A real treasure arrived in Friday’s mail. Observe, Volume 1 of the collected edition Karl Kerschl’s magnificent webcomic, “The Abominable Charles Christopher.
It’s probably a good idea, as a general rule, to try to avoid declaring superlative absolutes, such as “this is the greatest webcomic.” But can I get away with saying “When I think ‘greatest webcomic’ this is the strip that pops into my head before I remind myself about the problem with superlative absolutes?” All right, then. There are three things I want from any ongoing webcomic series: terrific art, terrific storytelling, and a regular, reliable publication schedule. Normally I’m happy to get two out of three. “Abominable Charles Christopher” nails the trifecta.
Karl was lovely enough to include a sketch in my copy:
That’s the level of the artwork in this strip, week in and week out. I’ve never bought a print of any of his strips. Why? Because for God’s sake…which one would I choose?
I’ve been a fan of “Abominable” for a year or two. When I stood in my kitchen and unwrapped the book, it was the very first time I’d seen Karl’s strip in printed form, as opposed to on a laptop or iPad screen. I must say, this book shows off the limitations of electronic publishing. Karl’s artwork leaps up to an even higher level. It’s obvious that Karl has in no way “dumbed down” his art to the limitations of a 128 pixel-per-inch laptop screen or a 1000-pixel-wide image area. Seeing these strips in print reminds me of just how much I’ve been missing.
And mind you: I was already blown away by the art. “Abominable” in print is joy, doubled. I’m glad to have this book and I’m eager to recommend that you snag a copy for yourself.
I’m also grateful for the chance to update the “Kind Of Truthful But Not Really” version of my cv.
You have one of these, don’t you? It’s that second, slightly more-impressive cv that you’d never hand to a potential employer, and for an excellent reason: every item on it is technically true but wouldn’t survive a series of careful followup questions.
For instance, my legit cv lists “Wrote an ebook about artificial habitats that was licensed by NASA as student educational material.” True. That happened. If the interviewer asks for details, I would happily and confidently tell them about the 60-page book I wrote about building aquariums and about the relationship between goldfish, gravel, water, air, and vegetation. I got an inquiry from NASA after I published it. After I signed and returned a bunch of forms, they gave it out (for a time) as part of a kit for schoolkids which explained the problems of building colonies in space.
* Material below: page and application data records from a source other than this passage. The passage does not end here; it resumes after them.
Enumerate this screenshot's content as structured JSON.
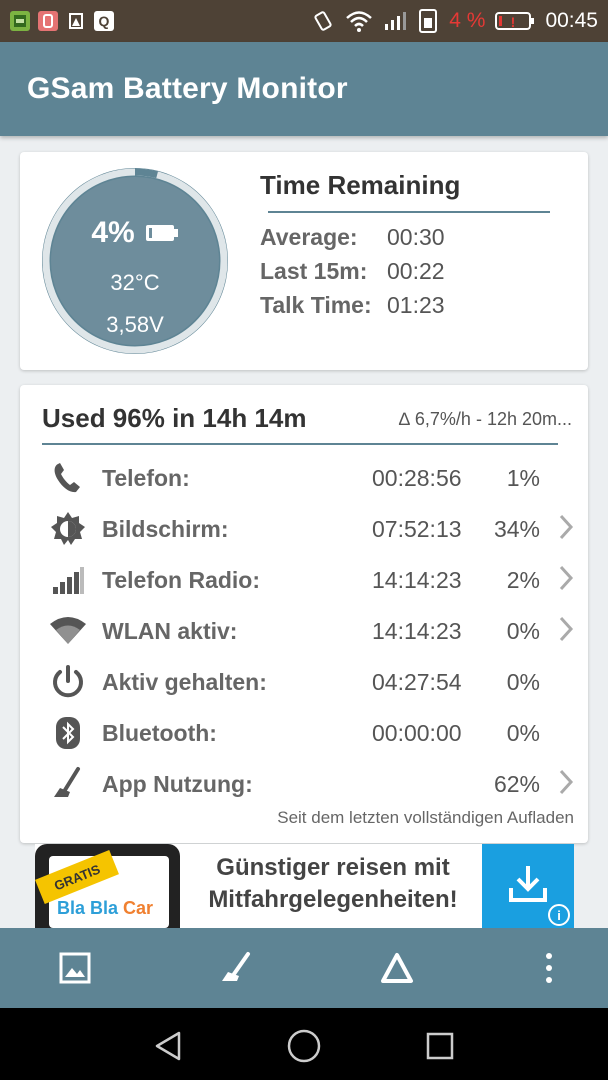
{
  "status_bar": {
    "battery_percent": "4 %",
    "time": "00:45"
  },
  "app": {
    "title": "GSam Battery Monitor"
  },
  "battery": {
    "percent": "4%",
    "percent_value": 4,
    "temperature": "32°C",
    "voltage": "3,58V"
  },
  "time_remaining": {
    "title": "Time Remaining",
    "rows": [
      {
        "label": "Average:",
        "value": "00:30"
      },
      {
        "label": "Last 15m:",
        "value": "00:22"
      },
      {
        "label": "Talk Time:",
        "value": "01:23"
      }
    ]
  },
  "usage": {
    "title": "Used 96% in 14h 14m",
    "rate": "∆ 6,7%/h - 12h 20m...",
    "footer": "Seit dem letzten vollständigen Aufladen",
    "rows": [
      {
        "icon": "phone-icon",
        "label": "Telefon:",
        "time": "00:28:56",
        "percent": "1%"
      },
      {
        "icon": "screen-brightness-icon",
        "label": "Bildschirm:",
        "time": "07:52:13",
        "percent": "34%"
      },
      {
        "icon": "signal-bars-icon",
        "label": "Telefon Radio:",
        "time": "14:14:23",
        "percent": "2%"
      },
      {
        "icon": "wifi-icon",
        "label": "WLAN aktiv:",
        "time": "14:14:23",
        "percent": "0%"
      },
      {
        "icon": "power-icon",
        "label": "Aktiv gehalten:",
        "time": "04:27:54",
        "percent": "0%"
      },
      {
        "icon": "bluetooth-icon",
        "label": "Bluetooth:",
        "time": "00:00:00",
        "percent": "0%"
      },
      {
        "icon": "app-usage-icon",
        "label": "App Nutzung:",
        "time": "",
        "percent": "62%"
      }
    ]
  },
  "ad": {
    "badge": "GRATIS",
    "brand_part1": "Bla Bla ",
    "brand_part2": "Car",
    "line1": "Günstiger reisen mit",
    "line2": "Mitfahrgelegenheiten!"
  },
  "colors": {
    "app_bar": "#5e8494",
    "status_bar": "#4e4236",
    "gauge_fill": "#6e8d9c",
    "gauge_ring": "#dfe6e9",
    "low_battery": "#e53935"
  }
}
The Kind Of True But Not Really version of my cv, by comparison, includes “Ren and Stimpy” among my writing credits. “Ren and Stimpy”? Really? Yyyyyesss, that’s….tttttrrrrue, I suppose. But its truthiness falls apart with the right two followup questions:
“You wrote for the ‘Ren and Stimpy’ cartoon?”
“No…but I have a writing credit in the Marvel Comics licensed comic.”
“Oh. So you wrote a story for the comic?”
“Er…no. Here’s what happened: I once went out to dinner with a couple of comics writers and I made some sort of joke and one of the guys asked if he could use it. I said sure, and then I forgot about it. Months later, people started emailing me about how they bought this month’s issue of ‘Ren And Stimpy Comics And Stories’ and one of the stories says ‘Thanks to Andy Ihnatko for letting us steal one of his jokes’ on the title page.”
With that in mind, I point you to the back cover of the “Abominable” anthology. Karl knew that I’m a big fan of the strip and he asked me for a cover blurb.
I was only too happy to provide one:
And so, the freshly-updated Kind Of Truthful But Not Really version of my CV now contains the following item:
“Collaborated, with Jeff Lemire and Neil Gaiman, on written material for a comic book.”
Before there’s any misunderstandings, dear reader, I quickly and emphatically reiterate that the Kind Of Truthful But Not Really cv is only a whimsical mental list and that I would never, ever, ever use it in a live-fire exercise, so to speak.
Still! Although the statement “I collaborated with Jeff Lemire and Neil Gaiman on a book” has only the wispiest, slightest, most insignificant and monomolecular thread of truth to it, there are thousands of practitioners of homeopathic medicine who will be incredibly impressed. Or at least that’s how their belief system compels them to react. They only have two options: either tell people that I collaborated with Jeff Lemire and Neil Gaiman, or admit that the whole idea that the efficacy of something is magnified a thousandfold by diluting it down to near-undetectability is, in fact, all a giant scam. I like my chances.
And if either Mr. Lemire or Mr. Gaiman is reading this, I just want to take the opportunity to say that it was a pleasure working…er…adjacent to you.